This is another one of which novices to the stage may not be aware. Sight lines are imaginary lines that distinguish what is visible to the audience and what is not. A good rule of thumb is that if you can see an audience member, they can see you. However, you must be aware of your whole body, not just your eyes. When waiting in the wings, it is a good idea to stand close to the curtain (without moving it) and back from the very edge. Some studio owners will place a line of tape for students to stand within or behind when waiting backstage. Though it can be tempting to try to see everything happening onstage, stay out of the audience’s line of sight. If your cue for entering cannot be seen from where you are waiting, dress rehearsal is the time to figure out a new cue!
11. Don’t argue

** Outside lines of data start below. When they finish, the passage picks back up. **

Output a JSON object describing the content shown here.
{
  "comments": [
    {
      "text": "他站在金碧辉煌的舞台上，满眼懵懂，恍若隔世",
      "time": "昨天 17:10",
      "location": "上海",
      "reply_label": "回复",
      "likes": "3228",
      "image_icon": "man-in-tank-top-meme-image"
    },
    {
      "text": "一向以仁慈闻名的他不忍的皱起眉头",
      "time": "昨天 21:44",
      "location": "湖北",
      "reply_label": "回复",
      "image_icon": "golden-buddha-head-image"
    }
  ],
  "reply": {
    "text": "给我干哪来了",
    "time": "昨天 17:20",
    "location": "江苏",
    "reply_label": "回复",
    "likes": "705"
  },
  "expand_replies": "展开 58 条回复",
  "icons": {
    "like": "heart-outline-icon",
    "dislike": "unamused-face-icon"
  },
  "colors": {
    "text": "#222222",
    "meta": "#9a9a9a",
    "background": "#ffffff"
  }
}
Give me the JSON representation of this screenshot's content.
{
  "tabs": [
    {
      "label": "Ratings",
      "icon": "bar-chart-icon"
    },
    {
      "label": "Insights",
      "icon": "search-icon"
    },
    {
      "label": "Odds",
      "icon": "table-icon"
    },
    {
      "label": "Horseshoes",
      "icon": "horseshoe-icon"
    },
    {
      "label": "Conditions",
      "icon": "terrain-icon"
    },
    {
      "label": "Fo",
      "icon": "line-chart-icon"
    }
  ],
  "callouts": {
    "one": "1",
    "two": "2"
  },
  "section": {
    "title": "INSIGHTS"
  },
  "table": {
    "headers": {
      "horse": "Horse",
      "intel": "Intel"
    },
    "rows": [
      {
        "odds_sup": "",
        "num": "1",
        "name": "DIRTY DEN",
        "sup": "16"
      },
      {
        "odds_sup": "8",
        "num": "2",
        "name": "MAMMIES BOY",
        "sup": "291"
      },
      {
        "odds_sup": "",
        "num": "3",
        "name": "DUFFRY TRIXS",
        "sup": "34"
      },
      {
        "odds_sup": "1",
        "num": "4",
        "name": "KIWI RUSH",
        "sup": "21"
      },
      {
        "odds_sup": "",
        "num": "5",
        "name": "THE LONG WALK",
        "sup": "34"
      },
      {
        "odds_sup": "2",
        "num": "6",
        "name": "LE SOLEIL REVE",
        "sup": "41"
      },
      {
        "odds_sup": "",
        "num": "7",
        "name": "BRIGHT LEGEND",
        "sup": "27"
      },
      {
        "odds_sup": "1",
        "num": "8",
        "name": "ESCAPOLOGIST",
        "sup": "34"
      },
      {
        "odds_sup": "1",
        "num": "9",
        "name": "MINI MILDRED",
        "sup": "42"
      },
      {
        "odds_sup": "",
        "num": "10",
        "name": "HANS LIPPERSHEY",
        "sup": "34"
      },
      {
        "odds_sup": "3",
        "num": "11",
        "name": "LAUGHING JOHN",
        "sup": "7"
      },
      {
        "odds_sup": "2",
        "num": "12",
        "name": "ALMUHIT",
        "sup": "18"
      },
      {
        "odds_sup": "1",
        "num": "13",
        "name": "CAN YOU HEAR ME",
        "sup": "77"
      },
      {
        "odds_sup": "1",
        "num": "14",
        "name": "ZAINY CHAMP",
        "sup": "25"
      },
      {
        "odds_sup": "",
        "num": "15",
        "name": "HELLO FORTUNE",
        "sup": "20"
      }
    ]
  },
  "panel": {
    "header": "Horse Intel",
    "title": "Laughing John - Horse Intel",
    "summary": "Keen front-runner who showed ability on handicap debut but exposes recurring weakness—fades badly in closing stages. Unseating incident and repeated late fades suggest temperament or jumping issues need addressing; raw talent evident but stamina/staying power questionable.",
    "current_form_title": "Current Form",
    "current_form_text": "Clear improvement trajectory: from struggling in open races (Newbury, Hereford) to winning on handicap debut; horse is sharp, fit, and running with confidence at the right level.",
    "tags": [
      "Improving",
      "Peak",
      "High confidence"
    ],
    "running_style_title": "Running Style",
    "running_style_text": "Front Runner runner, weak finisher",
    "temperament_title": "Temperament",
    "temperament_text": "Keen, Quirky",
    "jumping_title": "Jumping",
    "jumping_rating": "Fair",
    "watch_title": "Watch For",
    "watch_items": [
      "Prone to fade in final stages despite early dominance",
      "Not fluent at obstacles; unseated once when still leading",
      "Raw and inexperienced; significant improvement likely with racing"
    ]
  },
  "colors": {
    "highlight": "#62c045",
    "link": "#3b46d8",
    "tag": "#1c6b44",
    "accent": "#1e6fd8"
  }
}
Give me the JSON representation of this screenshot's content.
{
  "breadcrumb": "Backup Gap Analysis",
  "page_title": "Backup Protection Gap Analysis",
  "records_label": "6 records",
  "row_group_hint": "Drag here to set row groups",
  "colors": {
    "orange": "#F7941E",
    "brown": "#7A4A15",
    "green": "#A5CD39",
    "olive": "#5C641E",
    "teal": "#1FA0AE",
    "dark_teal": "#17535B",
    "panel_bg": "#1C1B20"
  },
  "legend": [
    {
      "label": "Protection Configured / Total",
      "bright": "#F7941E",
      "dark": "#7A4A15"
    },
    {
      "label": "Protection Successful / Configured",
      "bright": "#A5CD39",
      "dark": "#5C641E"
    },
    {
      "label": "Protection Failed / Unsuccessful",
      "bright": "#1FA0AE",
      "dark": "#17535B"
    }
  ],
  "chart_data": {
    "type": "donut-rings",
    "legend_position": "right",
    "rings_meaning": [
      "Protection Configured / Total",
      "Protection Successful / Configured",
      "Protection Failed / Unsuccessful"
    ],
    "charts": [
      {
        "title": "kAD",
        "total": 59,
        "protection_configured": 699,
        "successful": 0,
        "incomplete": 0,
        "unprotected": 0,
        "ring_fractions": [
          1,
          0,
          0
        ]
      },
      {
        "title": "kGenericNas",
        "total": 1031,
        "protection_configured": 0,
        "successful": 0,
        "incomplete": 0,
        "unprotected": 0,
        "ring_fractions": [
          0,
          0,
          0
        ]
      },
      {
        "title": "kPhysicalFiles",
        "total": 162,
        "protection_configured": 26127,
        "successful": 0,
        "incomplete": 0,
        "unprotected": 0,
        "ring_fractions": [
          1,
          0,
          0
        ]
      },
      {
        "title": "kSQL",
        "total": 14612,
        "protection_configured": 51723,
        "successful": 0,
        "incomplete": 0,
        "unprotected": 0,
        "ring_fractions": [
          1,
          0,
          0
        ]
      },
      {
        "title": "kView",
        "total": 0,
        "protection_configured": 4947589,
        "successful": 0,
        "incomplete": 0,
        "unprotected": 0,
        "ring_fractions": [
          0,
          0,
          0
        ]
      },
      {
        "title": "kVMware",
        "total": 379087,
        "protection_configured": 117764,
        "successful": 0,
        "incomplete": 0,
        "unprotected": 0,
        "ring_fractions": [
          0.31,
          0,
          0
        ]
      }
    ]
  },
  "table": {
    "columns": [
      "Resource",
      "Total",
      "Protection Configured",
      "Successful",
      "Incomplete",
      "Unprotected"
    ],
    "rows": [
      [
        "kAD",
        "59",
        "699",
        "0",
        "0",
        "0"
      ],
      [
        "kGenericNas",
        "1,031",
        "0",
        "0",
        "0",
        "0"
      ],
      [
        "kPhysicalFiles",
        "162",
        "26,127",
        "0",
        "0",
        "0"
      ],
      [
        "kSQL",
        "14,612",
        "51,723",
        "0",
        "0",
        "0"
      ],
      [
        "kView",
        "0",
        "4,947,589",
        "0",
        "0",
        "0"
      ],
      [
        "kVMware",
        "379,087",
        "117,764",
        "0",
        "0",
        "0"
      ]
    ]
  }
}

Last but not least, it is important to be courteous and respectful toward others, especially during a performance. This includes the teachers, parents, and others who are helping backstage at a recital. By showtime you should know (by face, name, or by an identifying badge or button) teh people who have been designated as helpers and what role they play in helping the performance to run smoothly. If you are instructed to do something or go somewhere, asked to quiet down, or are otherwise asked to respond to a request – just do it! Don’t question, don’t argue, don’t grumble.
If you happen to be absolutely positive that you are being misdirected, ask nicely to check the facts – “I am sure that I am to be in Room C, not Room A right now. Can we double check, just to be sure, please?” People’s patience can run thin during a high-stress situation like a performance. If your respectful response is not appreciated, don’t react. Simply do your best to comply with the direction given.
For those of you who still have recitals ahead, I hope that this list will come in handy. Remember that everyone backstage at a performance wants the same thing – a great show that runs smoothly and is fun for the audience and participants. Though the show’s organization may not be something you can control, you still have the power to make sure you are fulfilling your role to the best of your ability. Following these eleven rules of thumb will help to ensure that.
Have a great performance!